page, and I placed it among some other short notes in a cubbyhole of my desk
for safe keeping.”
▬▬ ▬ ▼▲▼ ▬ ▬ ▬
Now, as the reader may
know, Pierre de Fermat’s proof that Xn + Yn ≠ Zn,
when X, Y, Z and n are integers and n > 2 became famous as “Fermat’s
Last Theorem”, because Fermat’s proof was never found and the world’s best mathematicians
were unable to prove or disprove it to their satisfaction for more than 300
years. Because of that, mathematicians came to believe that Fermat was probably
mistaken about having a proof. What the reader may or may not know, is that I
proved Fermat’s Last Theorem in 1965, 30 years before Andrew Wiles’ proof was finally
accepted in 1995. My proof was short, unlike Wiles’ proof of more than 200
pages, and in Fermat’s notation it would probably fit on a single page.
to refute my proof, which I call FLT65, over the past 50 plus years have failed,
but it still has only been accepted by a few mathematicians because of the
general belief that a “simple” proof of FLT is simply impossible. The whole
history of my attempts to get it accepted and several of the attempts to refute
it are posted on this blog. Just search for ‘FLT65’ if you want to see them.
Theorem proved to be important in the development of the quantum mathematics I developed,
called the Calculus of Dimensional Distinctions, which Dr. Vernon Neppe and I applied
in our Triadic Dimensional Vortical Paradigm (TDVP), a shift to consciousness
based science.
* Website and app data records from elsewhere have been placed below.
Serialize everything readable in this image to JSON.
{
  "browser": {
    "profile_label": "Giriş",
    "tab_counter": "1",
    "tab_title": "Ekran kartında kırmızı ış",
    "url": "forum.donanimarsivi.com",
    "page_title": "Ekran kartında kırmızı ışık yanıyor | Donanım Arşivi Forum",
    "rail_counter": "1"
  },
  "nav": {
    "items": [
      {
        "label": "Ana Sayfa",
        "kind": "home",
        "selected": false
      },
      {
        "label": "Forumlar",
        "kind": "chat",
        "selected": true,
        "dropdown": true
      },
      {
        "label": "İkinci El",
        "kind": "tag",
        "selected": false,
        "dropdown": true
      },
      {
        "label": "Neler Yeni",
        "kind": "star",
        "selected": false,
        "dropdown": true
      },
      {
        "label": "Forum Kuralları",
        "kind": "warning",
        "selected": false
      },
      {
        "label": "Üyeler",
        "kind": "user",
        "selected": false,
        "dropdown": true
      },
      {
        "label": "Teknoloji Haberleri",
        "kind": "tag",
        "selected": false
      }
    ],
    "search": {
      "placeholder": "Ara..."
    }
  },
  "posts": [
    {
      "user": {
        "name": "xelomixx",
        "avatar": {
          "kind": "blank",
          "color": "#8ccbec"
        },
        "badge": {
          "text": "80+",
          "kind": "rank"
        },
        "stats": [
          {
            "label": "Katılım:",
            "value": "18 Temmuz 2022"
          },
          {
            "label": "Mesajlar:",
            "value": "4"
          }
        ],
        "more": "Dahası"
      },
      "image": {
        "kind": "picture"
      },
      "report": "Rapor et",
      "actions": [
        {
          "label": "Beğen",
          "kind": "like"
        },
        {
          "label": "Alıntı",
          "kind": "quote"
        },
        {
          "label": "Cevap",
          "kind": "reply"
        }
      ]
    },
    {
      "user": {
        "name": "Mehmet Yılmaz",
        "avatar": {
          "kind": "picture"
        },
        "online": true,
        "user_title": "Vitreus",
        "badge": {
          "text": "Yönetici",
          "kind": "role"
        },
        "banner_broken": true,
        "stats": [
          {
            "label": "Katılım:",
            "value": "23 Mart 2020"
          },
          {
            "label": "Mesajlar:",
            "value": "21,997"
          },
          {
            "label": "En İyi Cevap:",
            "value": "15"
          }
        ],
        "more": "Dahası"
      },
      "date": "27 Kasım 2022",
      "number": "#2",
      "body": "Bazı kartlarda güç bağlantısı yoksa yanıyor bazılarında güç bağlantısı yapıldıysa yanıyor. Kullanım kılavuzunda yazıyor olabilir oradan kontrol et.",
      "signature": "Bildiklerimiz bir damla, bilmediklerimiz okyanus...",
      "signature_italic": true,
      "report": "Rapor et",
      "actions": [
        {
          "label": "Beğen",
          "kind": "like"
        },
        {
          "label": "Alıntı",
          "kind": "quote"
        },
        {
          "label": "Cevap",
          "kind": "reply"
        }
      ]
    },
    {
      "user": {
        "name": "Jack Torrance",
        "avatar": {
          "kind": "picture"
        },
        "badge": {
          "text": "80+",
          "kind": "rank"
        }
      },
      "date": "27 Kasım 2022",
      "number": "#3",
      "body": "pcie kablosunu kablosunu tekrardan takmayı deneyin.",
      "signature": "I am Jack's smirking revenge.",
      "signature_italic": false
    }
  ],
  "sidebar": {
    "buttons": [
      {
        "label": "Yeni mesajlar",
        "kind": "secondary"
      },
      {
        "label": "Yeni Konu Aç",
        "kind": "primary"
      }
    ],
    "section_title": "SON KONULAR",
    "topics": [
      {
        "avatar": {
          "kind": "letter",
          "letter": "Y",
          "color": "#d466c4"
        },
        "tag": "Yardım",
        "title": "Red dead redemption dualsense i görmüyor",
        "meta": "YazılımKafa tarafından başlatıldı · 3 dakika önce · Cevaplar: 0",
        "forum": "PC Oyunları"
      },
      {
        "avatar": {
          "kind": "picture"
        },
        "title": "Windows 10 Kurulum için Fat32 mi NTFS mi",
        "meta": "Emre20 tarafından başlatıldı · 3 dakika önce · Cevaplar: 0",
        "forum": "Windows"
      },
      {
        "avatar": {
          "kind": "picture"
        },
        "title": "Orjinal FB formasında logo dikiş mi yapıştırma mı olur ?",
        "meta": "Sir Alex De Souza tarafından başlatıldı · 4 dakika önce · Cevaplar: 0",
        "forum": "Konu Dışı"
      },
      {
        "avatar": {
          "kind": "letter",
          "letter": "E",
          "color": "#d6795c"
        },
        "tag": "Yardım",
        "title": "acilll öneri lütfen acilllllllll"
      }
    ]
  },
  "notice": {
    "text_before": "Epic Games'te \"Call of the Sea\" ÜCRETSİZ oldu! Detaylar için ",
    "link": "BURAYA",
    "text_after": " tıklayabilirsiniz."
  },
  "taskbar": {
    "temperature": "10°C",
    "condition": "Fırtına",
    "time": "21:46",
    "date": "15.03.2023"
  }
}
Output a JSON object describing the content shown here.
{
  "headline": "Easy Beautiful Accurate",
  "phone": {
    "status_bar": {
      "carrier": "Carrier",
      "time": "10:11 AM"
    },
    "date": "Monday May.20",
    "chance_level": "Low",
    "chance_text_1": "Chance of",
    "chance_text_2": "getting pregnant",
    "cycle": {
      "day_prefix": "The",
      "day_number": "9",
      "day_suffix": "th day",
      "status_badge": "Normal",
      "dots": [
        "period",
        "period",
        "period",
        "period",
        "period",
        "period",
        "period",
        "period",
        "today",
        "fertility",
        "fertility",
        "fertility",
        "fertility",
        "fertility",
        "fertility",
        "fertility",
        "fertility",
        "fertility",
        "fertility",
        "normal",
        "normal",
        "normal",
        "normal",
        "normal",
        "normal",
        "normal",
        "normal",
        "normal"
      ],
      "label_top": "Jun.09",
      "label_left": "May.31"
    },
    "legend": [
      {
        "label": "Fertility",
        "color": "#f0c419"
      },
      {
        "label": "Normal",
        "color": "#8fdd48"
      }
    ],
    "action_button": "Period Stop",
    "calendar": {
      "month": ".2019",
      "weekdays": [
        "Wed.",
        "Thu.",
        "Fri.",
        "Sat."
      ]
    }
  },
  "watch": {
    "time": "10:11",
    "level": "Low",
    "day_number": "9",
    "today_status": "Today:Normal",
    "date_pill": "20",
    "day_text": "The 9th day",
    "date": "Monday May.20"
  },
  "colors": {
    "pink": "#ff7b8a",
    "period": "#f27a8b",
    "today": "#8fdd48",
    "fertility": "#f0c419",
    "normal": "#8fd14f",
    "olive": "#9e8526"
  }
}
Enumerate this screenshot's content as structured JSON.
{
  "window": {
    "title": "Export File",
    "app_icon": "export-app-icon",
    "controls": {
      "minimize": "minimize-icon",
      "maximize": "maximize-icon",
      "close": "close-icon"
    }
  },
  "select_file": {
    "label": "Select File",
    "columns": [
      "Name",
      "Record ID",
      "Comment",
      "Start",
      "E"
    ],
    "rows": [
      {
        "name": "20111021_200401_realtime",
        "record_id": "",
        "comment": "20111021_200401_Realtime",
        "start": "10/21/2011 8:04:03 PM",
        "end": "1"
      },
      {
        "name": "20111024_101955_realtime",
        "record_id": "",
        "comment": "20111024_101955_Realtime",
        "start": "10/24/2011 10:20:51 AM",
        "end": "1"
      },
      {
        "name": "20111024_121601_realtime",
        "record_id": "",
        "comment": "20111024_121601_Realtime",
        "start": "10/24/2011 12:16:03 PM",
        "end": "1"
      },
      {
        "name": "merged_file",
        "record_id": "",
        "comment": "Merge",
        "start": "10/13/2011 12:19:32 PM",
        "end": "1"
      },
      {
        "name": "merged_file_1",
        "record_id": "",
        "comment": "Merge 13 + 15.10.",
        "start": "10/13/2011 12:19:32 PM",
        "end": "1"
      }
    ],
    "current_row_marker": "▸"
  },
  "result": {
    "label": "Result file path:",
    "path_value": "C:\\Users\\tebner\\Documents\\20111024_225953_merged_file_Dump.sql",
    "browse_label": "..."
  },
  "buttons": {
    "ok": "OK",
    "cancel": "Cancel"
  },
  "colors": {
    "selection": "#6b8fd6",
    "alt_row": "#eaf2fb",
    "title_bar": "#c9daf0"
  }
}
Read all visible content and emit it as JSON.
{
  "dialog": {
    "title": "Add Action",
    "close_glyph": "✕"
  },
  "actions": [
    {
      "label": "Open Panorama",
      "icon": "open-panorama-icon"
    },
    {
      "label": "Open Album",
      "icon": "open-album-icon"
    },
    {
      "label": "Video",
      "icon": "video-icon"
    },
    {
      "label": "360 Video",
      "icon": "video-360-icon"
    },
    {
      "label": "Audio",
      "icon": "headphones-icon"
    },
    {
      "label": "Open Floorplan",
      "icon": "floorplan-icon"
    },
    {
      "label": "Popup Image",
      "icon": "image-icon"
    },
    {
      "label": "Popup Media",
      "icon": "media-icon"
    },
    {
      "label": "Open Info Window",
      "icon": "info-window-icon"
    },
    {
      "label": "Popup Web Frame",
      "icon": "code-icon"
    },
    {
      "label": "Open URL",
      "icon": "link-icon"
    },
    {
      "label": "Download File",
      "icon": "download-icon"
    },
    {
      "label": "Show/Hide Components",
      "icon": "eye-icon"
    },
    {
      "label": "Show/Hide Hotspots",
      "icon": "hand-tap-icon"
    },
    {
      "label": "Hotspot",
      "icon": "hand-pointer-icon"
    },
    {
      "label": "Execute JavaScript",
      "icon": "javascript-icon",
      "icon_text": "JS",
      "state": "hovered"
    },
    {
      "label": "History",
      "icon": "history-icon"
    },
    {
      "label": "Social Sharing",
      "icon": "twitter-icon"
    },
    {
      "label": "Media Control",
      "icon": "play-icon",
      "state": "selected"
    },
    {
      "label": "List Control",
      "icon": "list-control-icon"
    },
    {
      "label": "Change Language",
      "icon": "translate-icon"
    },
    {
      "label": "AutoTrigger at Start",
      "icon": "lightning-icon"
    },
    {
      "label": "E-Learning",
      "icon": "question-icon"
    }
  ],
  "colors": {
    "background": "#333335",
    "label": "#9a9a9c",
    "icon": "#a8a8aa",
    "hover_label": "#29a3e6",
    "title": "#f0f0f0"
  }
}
However, the TDVP does not rely on my FLT65 proof at all, because
it only requires the the validity of FLT for values of n from 3 to 9, and it
has been known that FLT is valid for n=3 to a much larger value than 9 for a
very long time.
It would be nice to
be recognized for being the first to prove FLT since Fermat, and it would restore
Fermat’s honor and reputation as a first-rate mathematician, but I’m not
holding my breath. I’ve learned to be patient because I believe at
length, the truth will out!
On a deeper level, I
was beginning to feel depressed about the loss of the physical presence of my
soulmate Jacqui. I am fortunate to have evidence in the form of a meticulous
double-blind experiment that she still exists as a conscious entity, able to
communicate with me and help me as she did while alive. But that evidence is of
an indirect nature. I would like the communication to be more direct and personal,
just between the two of us. I am becoming impatient for that to happen, and
impatience leads to disappointment and disappointment breeds depression.
Black Friday, the seventh anniversary of the day Jacqui suffered acute kidney
failure in Tucson Arizona, and I had to rush her frantically to the ER at St. Joseph's Hospital,
a black day indeed. Jacqui’s birthday is coming up
in two weeks and the first anniversary of the day she died is only three days
later, so during the first holiday season without her, it’s easy for me to become depressed. But I must be patient.